In partnership with the Neurology Division at Sidra Medicine, the School Health Department at Primary Health Care Corporation (PHCC) has launched a ‘Seizure-Friendly Schools’ project for the current academic year.
The four-phase project aims to train school health supervisors and nurses in educating students on ways to provide integrated care for students with seizures and increasing public awareness of the disease.
Dr Layla Abdulla al-Dahnaim, senior community medicine consultant and director of School Health, PHCC, said the project aims to raise health awareness among students, the school community, and parents with regards to managing seizure cases and administering first aid for them.
This is part of the ongoing efforts to enhance awareness and to support schools in handling seizure cases by training school nurses and teachers on how to provide education and health awareness to students and staff at schools and community. The training will allow them to deliver appropriate care for students with seizures, cultivate a more mindful and supportive school atmosphere for them, and to extend support and guidance to parents and students in understanding seizures and how to effectively manage them, thereby enhancing the quality of life for those affected.
Dr Rana al-Shami, paediatric neurology consultant at Sidra Medicine, said: “Through co-operation with the School Health Department and conducting training workshops for educational staff, we launched the first phase, in which we trained 10 school health supervisors and 30 school health nurses, to equip them with the knowledge and skills necessary to support students who suffer from seizures.”
During the second phase, school health supervisors imparted their knowledge and expertise to educational staff in the selected schools, with the presence of the Sidra Medicine team at these workshops to ensure accurate and high-quality transmission of information to educational staff.
During the third phase, the success of this project relies heavily on the involvement of School Health Dept with the supervisors required to attend all training workshops to ensure the accuracy and high quality of implementation, in addition to providing effective support to teachers and school administrations, after verifying the competencies of the 30 male and female nurses who have undergone training in conducting seizure workshops.

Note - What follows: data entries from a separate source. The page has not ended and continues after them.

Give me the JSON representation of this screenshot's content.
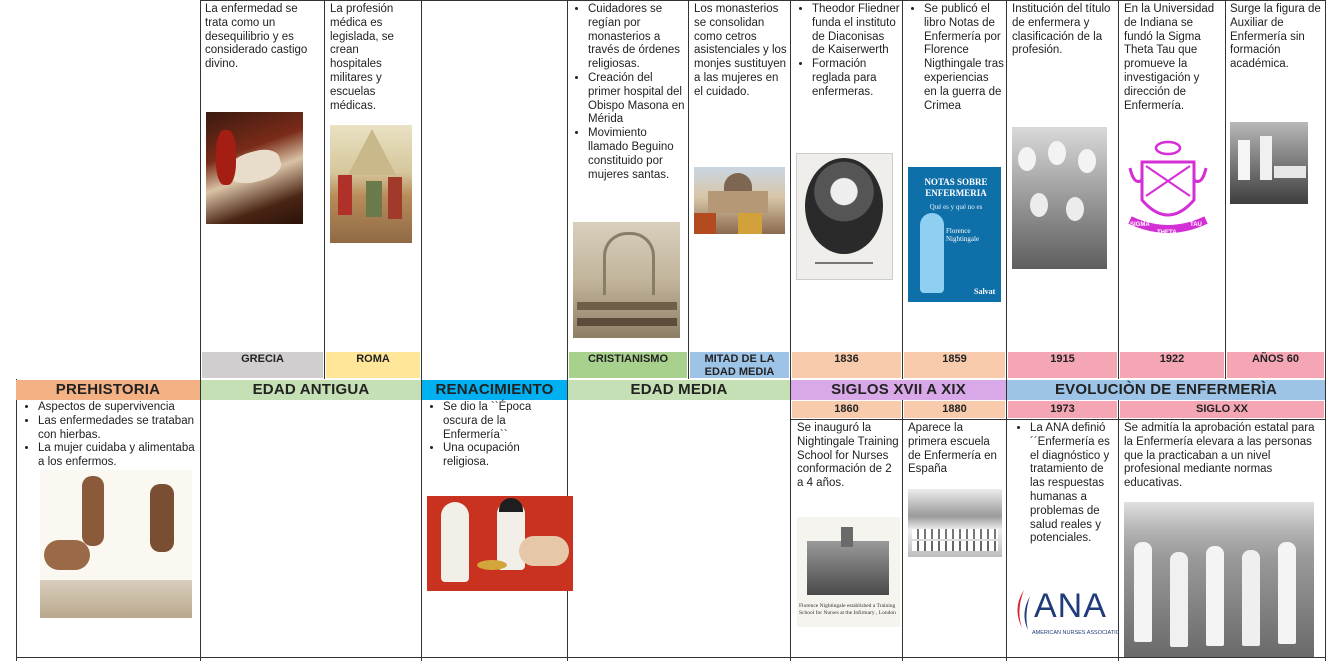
{
  "colors": {
    "prehistoria": "#f4b183",
    "edad_antigua": "#c5e0b4",
    "renacimiento": "#00b0f0",
    "edad_media": "#c5e0b4",
    "siglos": "#d9a8e8",
    "evolucion": "#9dc3e6",
    "grecia": "#d0cece",
    "roma": "#ffe699",
    "cristianismo": "#a9d18e",
    "mitad": "#9dc3e6",
    "y1836": "#f8cbad",
    "y1915": "#f4a6b4",
    "y1860": "#f8cbad",
    "y1973": "#f4a6b4",
    "sigma_theta": "#d42fd4",
    "ana_red": "#d7282f",
    "ana_blue": "#1f3b7a"
  },
  "eras": {
    "prehistoria": "PREHISTORIA",
    "edad_antigua": "EDAD ANTIGUA",
    "renacimiento": "RENACIMIENTO",
    "edad_media": "EDAD MEDIA",
    "siglos": "SIGLOS XVII A XIX",
    "evolucion": "EVOLUCIÒN DE ENFERMERÌA"
  },
  "top_years": {
    "grecia": "GRECIA",
    "roma": "ROMA",
    "cristianismo": "CRISTIANISMO",
    "mitad": "MITAD DE LA EDAD MEDIA",
    "y1836": "1836",
    "y1859": "1859",
    "y1915": "1915",
    "y1922": "1922",
    "y60": "AÑOS 60"
  },
  "bottom_years": {
    "y1860": "1860",
    "y1880": "1880",
    "y1973": "1973",
    "sigloxx": "SIGLO XX"
  },
  "top_text": {
    "grecia": "La enfermedad se trata como un desequilibrio y es considerado castigo divino.",
    "roma": "La profesión médica es legislada, se crean hospitales militares y escuelas médicas.",
    "cristianismo": [
      "Cuidadores se regían por monasterios a través de órdenes religiosas.",
      "Creación del primer hospital del Obispo Masona en Mérida",
      "Movimiento llamado Beguino constituido por mujeres santas."
    ],
    "mitad": "Los monasterios se consolidan como cetros asistenciales y los monjes sustituyen a las mujeres en el cuidado.",
    "y1836": [
      "Theodor Fliedner funda el instituto de Diaconisas de Kaiserwerth",
      "Formación reglada para enfermeras."
    ],
    "y1859": [
      "Se publicó el libro Notas de Enfermería por Florence Nigthingale tras experiencias en la guerra de Crimea"
    ],
    "y1915": "Institución del título de enfermera y clasificación de la profesión.",
    "y1922": "En la Universidad de Indiana se fundó la Sigma Theta Tau que promueve la investigación y dirección de Enfermería.",
    "y60": "Surge la figura de Auxiliar de Enfermería sin formación académica."
  },
  "bottom_text": {
    "prehistoria": [
      "Aspectos de supervivencia",
      "Las enfermedades se trataban con hierbas.",
      "La mujer cuidaba y alimentaba a los enfermos."
    ],
    "renacimiento": [
      "Se dio la ``Época oscura de la Enfermería``",
      "Una ocupación religiosa."
    ],
    "y1860": "Se inauguró la Nightingale Training School for Nurses conformación de 2 a 4 años.",
    "y1880": "Aparece la primera escuela de Enfermería en España",
    "y1973": [
      "La ANA definió ´´Enfermería es el diagnóstico y tratamiento de las respuestas humanas a problemas de salud reales y potenciales."
    ],
    "sigloxx": "Se admitía la aprobación estatal para la Enfermería elevara a las personas que la practicaban a un nivel profesional mediante normas educativas."
  },
  "images": {
    "book_title": "NOTAS SOBRE ENFERMERIA",
    "book_subtitle": "Qué es y qué no es",
    "book_author": "Florence Nightingale",
    "book_publisher": "Salvat",
    "sigma_words": [
      "SIGMA",
      "THETA",
      "TAU"
    ],
    "ana_logo": "ANA",
    "ana_caption": "AMERICAN NURSES ASSOCIATION",
    "nightingale_caption": "Florence Nightingale established a Training School for Nurses at the Infirmary , London"
  }
}
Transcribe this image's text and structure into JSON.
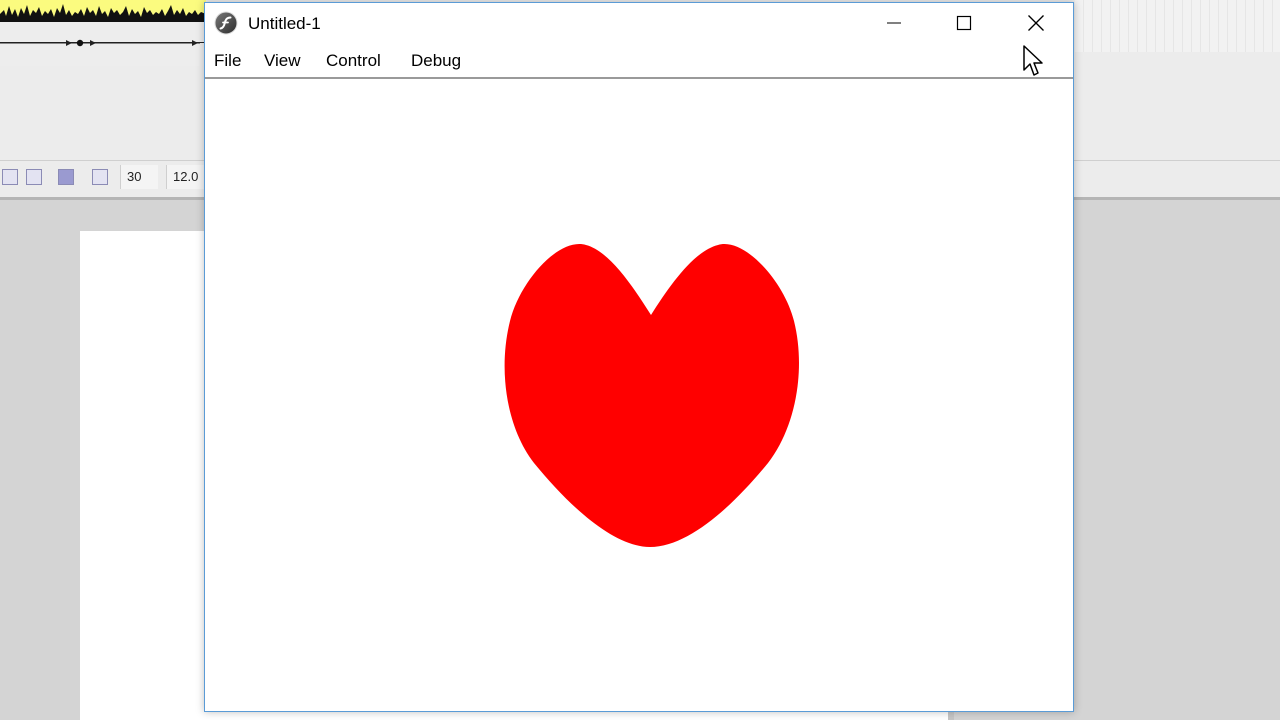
{
  "background_app": {
    "toolbar": {
      "fps_value": "30",
      "size_value": "12.0"
    }
  },
  "window": {
    "title": "Untitled-1",
    "icon": "flash-player-icon",
    "controls": {
      "minimize": "minimize-icon",
      "maximize": "maximize-icon",
      "close": "close-icon"
    }
  },
  "menubar": {
    "items": [
      {
        "label": "File"
      },
      {
        "label": "View"
      },
      {
        "label": "Control"
      },
      {
        "label": "Debug"
      }
    ]
  },
  "content": {
    "shape": "heart",
    "shape_color": "#ff0000",
    "background_color": "#ffffff"
  },
  "colors": {
    "window_border": "#5a9bd6",
    "waveform_bg": "#fbfb7f"
  }
}
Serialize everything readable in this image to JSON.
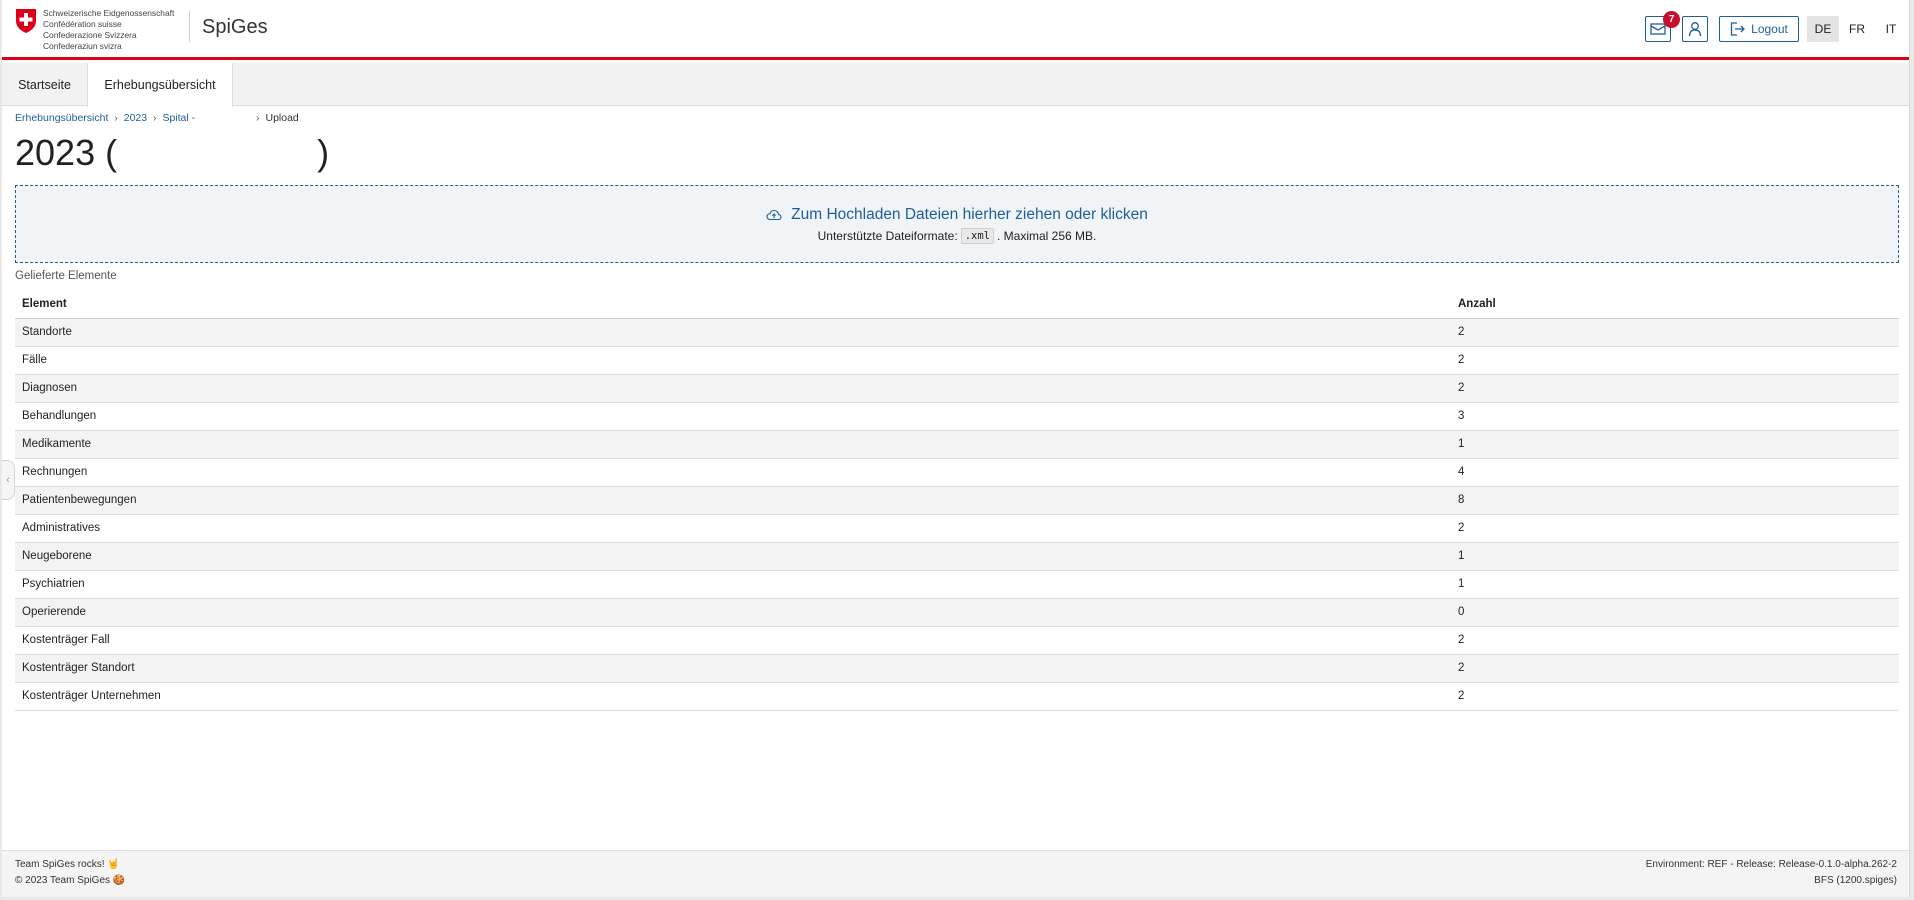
{
  "header": {
    "confederation_lines": [
      "Schweizerische Eidgenossenschaft",
      "Confédération suisse",
      "Confederazione Svizzera",
      "Confederaziun svizra"
    ],
    "app_title": "SpiGes",
    "mail_badge": "7",
    "logout_label": "Logout",
    "languages": [
      "DE",
      "FR",
      "IT"
    ],
    "active_language": "DE"
  },
  "tabs": [
    {
      "label": "Startseite",
      "active": false
    },
    {
      "label": "Erhebungsübersicht",
      "active": true
    }
  ],
  "breadcrumb": {
    "items": [
      "Erhebungsübersicht",
      "2023",
      "Spital -"
    ],
    "current": "Upload"
  },
  "page": {
    "title": "2023 (                    )"
  },
  "dropzone": {
    "main_text": "Zum Hochladen Dateien hierher ziehen oder klicken",
    "sub_prefix": "Unterstützte Dateiformate:",
    "format": ".xml",
    "sub_suffix": ". Maximal 256 MB."
  },
  "table": {
    "caption": "Gelieferte Elemente",
    "headers": [
      "Element",
      "Anzahl"
    ],
    "rows": [
      [
        "Standorte",
        "2"
      ],
      [
        "Fälle",
        "2"
      ],
      [
        "Diagnosen",
        "2"
      ],
      [
        "Behandlungen",
        "3"
      ],
      [
        "Medikamente",
        "1"
      ],
      [
        "Rechnungen",
        "4"
      ],
      [
        "Patientenbewegungen",
        "8"
      ],
      [
        "Administratives",
        "2"
      ],
      [
        "Neugeborene",
        "1"
      ],
      [
        "Psychiatrien",
        "1"
      ],
      [
        "Operierende",
        "0"
      ],
      [
        "Kostenträger Fall",
        "2"
      ],
      [
        "Kostenträger Standort",
        "2"
      ],
      [
        "Kostenträger Unternehmen",
        "2"
      ]
    ]
  },
  "footer": {
    "left_line1": "Team SpiGes rocks! 🤘",
    "left_line2": "© 2023 Team SpiGes 🍪",
    "right_line1": "Environment: REF - Release: Release-0.1.0-alpha.262-2",
    "right_line2": "BFS (1200.spiges)"
  },
  "colors": {
    "accent_blue": "#1f5f99",
    "swiss_red": "#dc0018",
    "badge_red": "#c8102e"
  }
}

The project's fourth phase will involve extending its reach to incorporate the remaining government schools in the second half of the academic year. The gradual implementation of this programme guarantees that school staff in main schools will have access to essential training and assistance. Additionally, this project represents a pioneering model of partnership between the health and education sectors to better serve the community.